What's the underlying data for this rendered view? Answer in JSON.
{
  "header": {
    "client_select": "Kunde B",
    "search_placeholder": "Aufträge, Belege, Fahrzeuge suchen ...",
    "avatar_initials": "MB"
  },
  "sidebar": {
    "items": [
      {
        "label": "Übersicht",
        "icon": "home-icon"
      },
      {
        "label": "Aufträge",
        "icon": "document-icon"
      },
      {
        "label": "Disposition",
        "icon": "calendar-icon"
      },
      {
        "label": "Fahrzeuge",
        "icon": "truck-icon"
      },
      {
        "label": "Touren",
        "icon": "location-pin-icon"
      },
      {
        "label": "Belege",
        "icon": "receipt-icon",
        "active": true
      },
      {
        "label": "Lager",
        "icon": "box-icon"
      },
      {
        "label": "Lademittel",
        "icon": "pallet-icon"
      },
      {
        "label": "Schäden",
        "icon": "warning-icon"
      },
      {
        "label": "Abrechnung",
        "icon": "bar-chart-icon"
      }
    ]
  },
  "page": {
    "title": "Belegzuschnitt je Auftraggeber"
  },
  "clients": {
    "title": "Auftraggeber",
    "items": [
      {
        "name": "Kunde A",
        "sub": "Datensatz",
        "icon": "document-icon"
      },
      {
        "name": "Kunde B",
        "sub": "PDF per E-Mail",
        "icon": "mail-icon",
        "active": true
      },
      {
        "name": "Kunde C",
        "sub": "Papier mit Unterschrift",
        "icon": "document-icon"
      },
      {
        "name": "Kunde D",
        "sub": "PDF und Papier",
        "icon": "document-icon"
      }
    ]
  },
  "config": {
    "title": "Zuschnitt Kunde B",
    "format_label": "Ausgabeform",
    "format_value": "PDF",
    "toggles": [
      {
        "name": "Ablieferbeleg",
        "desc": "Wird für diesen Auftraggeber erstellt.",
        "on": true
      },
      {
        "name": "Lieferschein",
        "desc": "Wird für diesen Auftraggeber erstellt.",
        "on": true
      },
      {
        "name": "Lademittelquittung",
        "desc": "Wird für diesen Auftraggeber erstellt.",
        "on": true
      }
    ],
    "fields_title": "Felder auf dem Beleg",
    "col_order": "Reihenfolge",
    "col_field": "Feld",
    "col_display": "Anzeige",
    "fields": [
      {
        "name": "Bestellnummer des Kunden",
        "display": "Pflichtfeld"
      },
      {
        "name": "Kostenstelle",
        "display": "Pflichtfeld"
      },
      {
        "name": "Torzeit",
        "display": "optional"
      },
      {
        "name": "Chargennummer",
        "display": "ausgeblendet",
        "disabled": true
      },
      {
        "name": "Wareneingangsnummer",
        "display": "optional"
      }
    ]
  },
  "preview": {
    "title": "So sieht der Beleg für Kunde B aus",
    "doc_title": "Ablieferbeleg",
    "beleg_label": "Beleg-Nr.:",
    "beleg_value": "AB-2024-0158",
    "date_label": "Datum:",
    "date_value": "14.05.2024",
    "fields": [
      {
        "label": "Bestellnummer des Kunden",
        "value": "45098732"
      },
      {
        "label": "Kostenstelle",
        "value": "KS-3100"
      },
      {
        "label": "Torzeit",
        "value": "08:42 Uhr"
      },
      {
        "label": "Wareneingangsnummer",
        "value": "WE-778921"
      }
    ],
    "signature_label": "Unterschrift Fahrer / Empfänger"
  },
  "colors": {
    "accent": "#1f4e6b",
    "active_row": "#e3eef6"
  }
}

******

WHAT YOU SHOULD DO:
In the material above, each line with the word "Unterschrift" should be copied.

THE ANSWER:
        "sub": "Papier mit Unterschrift",
    "signature_label": "Unterschrift Fahrer / Empfänger"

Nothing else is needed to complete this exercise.